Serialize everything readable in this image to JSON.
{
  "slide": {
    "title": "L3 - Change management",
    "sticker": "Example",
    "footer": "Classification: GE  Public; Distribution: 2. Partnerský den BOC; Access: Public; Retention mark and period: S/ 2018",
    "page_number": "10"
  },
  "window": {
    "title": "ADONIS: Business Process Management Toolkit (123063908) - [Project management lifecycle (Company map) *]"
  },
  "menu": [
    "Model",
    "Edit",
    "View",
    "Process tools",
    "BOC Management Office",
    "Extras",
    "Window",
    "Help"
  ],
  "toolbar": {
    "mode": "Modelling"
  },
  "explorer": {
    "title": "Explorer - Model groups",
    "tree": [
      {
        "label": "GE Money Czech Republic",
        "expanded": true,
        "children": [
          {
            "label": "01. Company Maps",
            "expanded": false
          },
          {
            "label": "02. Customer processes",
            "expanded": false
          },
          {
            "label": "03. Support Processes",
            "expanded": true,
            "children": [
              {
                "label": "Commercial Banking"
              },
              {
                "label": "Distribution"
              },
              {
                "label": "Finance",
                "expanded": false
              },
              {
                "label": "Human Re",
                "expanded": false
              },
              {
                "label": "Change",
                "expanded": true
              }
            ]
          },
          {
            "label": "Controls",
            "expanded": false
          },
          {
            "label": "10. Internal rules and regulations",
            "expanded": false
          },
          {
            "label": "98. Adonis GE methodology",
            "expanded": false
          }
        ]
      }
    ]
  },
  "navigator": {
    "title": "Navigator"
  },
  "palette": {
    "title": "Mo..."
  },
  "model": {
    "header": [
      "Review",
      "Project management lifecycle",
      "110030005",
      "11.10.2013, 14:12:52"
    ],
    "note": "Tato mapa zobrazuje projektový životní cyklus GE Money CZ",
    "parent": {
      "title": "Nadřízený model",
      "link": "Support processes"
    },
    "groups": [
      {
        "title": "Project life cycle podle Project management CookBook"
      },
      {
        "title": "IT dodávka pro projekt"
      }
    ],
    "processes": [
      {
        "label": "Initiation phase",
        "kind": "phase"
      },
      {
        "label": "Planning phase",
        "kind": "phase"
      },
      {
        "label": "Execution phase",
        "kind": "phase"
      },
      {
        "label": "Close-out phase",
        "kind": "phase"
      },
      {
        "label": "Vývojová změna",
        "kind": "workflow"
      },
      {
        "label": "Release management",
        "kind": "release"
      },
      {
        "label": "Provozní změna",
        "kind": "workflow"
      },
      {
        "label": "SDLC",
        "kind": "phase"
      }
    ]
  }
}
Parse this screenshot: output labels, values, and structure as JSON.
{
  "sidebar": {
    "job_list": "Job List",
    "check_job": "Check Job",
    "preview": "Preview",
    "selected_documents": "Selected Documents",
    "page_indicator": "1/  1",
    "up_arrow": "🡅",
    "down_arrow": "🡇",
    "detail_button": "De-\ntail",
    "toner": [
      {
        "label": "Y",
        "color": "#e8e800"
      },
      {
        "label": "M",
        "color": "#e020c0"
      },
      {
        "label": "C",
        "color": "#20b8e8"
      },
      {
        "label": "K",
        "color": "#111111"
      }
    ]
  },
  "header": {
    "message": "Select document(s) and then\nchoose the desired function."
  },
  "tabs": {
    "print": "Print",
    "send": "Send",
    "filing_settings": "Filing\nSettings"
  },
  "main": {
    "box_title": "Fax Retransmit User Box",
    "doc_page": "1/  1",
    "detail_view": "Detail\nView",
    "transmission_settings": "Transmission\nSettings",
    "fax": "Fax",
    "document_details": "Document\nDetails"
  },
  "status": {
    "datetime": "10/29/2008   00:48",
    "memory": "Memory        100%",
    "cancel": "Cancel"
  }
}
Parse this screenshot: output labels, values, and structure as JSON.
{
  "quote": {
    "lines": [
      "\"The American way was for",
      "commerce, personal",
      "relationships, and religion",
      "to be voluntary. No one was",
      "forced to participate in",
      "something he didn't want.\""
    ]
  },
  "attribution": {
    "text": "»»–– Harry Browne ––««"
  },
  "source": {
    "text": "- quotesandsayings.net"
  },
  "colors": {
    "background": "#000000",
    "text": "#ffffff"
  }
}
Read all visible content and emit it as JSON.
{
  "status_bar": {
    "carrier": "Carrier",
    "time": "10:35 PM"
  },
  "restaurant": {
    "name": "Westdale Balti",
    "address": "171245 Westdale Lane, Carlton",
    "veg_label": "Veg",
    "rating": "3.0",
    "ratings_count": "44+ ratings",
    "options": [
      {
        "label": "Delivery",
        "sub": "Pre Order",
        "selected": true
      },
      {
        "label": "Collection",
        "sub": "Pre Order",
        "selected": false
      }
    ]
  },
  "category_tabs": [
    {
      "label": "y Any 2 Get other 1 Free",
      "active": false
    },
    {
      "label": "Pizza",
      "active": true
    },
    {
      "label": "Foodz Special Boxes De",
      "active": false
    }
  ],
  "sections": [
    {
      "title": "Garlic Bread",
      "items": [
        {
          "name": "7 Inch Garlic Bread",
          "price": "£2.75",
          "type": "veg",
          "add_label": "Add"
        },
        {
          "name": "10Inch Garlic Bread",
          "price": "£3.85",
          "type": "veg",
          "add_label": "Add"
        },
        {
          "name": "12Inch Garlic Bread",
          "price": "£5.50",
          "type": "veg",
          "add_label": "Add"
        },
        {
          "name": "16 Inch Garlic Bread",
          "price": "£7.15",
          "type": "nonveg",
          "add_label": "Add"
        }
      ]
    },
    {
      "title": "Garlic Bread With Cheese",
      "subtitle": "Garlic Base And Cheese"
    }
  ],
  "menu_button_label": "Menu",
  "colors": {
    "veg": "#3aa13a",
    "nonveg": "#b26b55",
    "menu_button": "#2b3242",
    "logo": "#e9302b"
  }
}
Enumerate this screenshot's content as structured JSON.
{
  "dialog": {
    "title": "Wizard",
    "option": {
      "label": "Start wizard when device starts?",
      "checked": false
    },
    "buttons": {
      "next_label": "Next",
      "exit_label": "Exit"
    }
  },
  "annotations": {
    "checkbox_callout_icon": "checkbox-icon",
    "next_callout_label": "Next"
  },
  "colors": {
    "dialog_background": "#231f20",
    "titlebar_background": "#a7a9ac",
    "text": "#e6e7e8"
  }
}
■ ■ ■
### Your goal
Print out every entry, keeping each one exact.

### Solution for this task
Serialize everything readable in this image to JSON.
{
  "slide": {
    "title": "L3 - Change management",
    "sticker": "Example",
    "footer": "Classification: GE  Public; Distribution: 2. Partnerský den BOC; Access: Public; Retention mark and period: S/ 2018",
    "page_number": "10"
  },
  "window": {
    "title": "ADONIS: Business Process Management Toolkit (123063908) - [Project management lifecycle (Company map) *]"
  },
  "menu": [
    "Model",
    "Edit",
    "View",
    "Process tools",
    "BOC Management Office",
    "Extras",
    "Window",
    "Help"
  ],
  "toolbar": {
    "mode": "Modelling"
  },
  "explorer": {
    "title": "Explorer - Model groups",
    "tree": [
      {
        "label": "GE Money Czech Republic",
        "expanded": true,
        "children": [
          {
            "label": "01. Company Maps",
            "expanded": false
          },
          {
            "label": "02. Customer processes",
            "expanded": false
          },
          {
            "label": "03. Support Processes",
            "expanded": true,
            "children": [
              {
                "label": "Commercial Banking"
              },
              {
                "label": "Distribution"
              },
              {
                "label": "Finance",
                "expanded": false
              },
              {
                "label": "Human Re",
                "expanded": false
              },
              {
                "label": "Change",
                "expanded": true
              }
            ]
          },
          {
            "label": "Controls",
            "expanded": false
          },
          {
            "label": "10. Internal rules and regulations",
            "expanded": false
          },
          {
            "label": "98. Adonis GE methodology",
            "expanded": false
          }
        ]
      }
    ]
  },
  "navigator": {
    "title": "Navigator"
  },
  "palette": {
    "title": "Mo..."
  },
  "model": {
    "header": [
      "Review",
      "Project management lifecycle",
      "110030005",
      "11.10.2013, 14:12:52"
    ],
    "note": "Tato mapa zobrazuje projektový životní cyklus GE Money CZ",
    "parent": {
      "title": "Nadřízený model",
      "link": "Support processes"
    },
    "groups": [
      {
        "title": "Project life cycle podle Project management CookBook"
      },
      {
        "title": "IT dodávka pro projekt"
      }
    ],
    "processes": [
      {
        "label": "Initiation phase",
        "kind": "phase"
      },
      {
        "label": "Planning phase",
        "kind": "phase"
      },
      {
        "label": "Execution phase",
        "kind": "phase"
      },
      {
        "label": "Close-out phase",
        "kind": "phase"
      },
      {
        "label": "Vývojová změna",
        "kind": "workflow"
      },
      {
        "label": "Release management",
        "kind": "release"
      },
      {
        "label": "Provozní změna",
        "kind": "workflow"
      },
      {
        "label": "SDLC",
        "kind": "phase"
      }
    ]
  }
}
Parse this screenshot: output labels, values, and structure as JSON.
{
  "sidebar": {
    "job_list": "Job List",
    "check_job": "Check Job",
    "preview": "Preview",
    "selected_documents": "Selected Documents",
    "page_indicator": "1/  1",
    "up_arrow": "🡅",
    "down_arrow": "🡇",
    "detail_button": "De-\ntail",
    "toner": [
      {
        "label": "Y",
        "color": "#e8e800"
      },
      {
        "label": "M",
        "color": "#e020c0"
      },
      {
        "label": "C",
        "color": "#20b8e8"
      },
      {
        "label": "K",
        "color": "#111111"
      }
    ]
  },
  "header": {
    "message": "Select document(s) and then\nchoose the desired function."
  },
  "tabs": {
    "print": "Print",
    "send": "Send",
    "filing_settings": "Filing\nSettings"
  },
  "main": {
    "box_title": "Fax Retransmit User Box",
    "doc_page": "1/  1",
    "detail_view": "Detail\nView",
    "transmission_settings": "Transmission\nSettings",
    "fax": "Fax",
    "document_details": "Document\nDetails"
  },
  "status": {
    "datetime": "10/29/2008   00:48",
    "memory": "Memory        100%",
    "cancel": "Cancel"
  }
}
Parse this screenshot: output labels, values, and structure as JSON.
{
  "quote": {
    "lines": [
      "\"The American way was for",
      "commerce, personal",
      "relationships, and religion",
      "to be voluntary. No one was",
      "forced to participate in",
      "something he didn't want.\""
    ]
  },
  "attribution": {
    "text": "»»–– Harry Browne ––««"
  },
  "source": {
    "text": "- quotesandsayings.net"
  },
  "colors": {
    "background": "#000000",
    "text": "#ffffff"
  }
}
Read all visible content and emit it as JSON.
{
  "status_bar": {
    "carrier": "Carrier",
    "time": "10:35 PM"
  },
  "restaurant": {
    "name": "Westdale Balti",
    "address": "171245 Westdale Lane, Carlton",
    "veg_label": "Veg",
    "rating": "3.0",
    "ratings_count": "44+ ratings",
    "options": [
      {
        "label": "Delivery",
        "sub": "Pre Order",
        "selected": true
      },
      {
        "label": "Collection",
        "sub": "Pre Order",
        "selected": false
      }
    ]
  },
  "category_tabs": [
    {
      "label": "y Any 2 Get other 1 Free",
      "active": false
    },
    {
      "label": "Pizza",
      "active": true
    },
    {
      "label": "Foodz Special Boxes De",
      "active": false
    }
  ],
  "sections": [
    {
      "title": "Garlic Bread",
      "items": [
        {
          "name": "7 Inch Garlic Bread",
          "price": "£2.75",
          "type": "veg",
          "add_label": "Add"
        },
        {
          "name": "10Inch Garlic Bread",
          "price": "£3.85",
          "type": "veg",
          "add_label": "Add"
        },
        {
          "name": "12Inch Garlic Bread",
          "price": "£5.50",
          "type": "veg",
          "add_label": "Add"
        },
        {
          "name": "16 Inch Garlic Bread",
          "price": "£7.15",
          "type": "nonveg",
          "add_label": "Add"
        }
      ]
    },
    {
      "title": "Garlic Bread With Cheese",
      "subtitle": "Garlic Base And Cheese"
    }
  ],
  "menu_button_label": "Menu",
  "colors": {
    "veg": "#3aa13a",
    "nonveg": "#b26b55",
    "menu_button": "#2b3242",
    "logo": "#e9302b"
  }
}
Enumerate this screenshot's content as structured JSON.
{
  "dialog": {
    "title": "Wizard",
    "option": {
      "label": "Start wizard when device starts?",
      "checked": false
    },
    "buttons": {
      "next_label": "Next",
      "exit_label": "Exit"
    }
  },
  "annotations": {
    "checkbox_callout_icon": "checkbox-icon",
    "next_callout_label": "Next"
  },
  "colors": {
    "dialog_background": "#231f20",
    "titlebar_background": "#a7a9ac",
    "text": "#e6e7e8"
  }
}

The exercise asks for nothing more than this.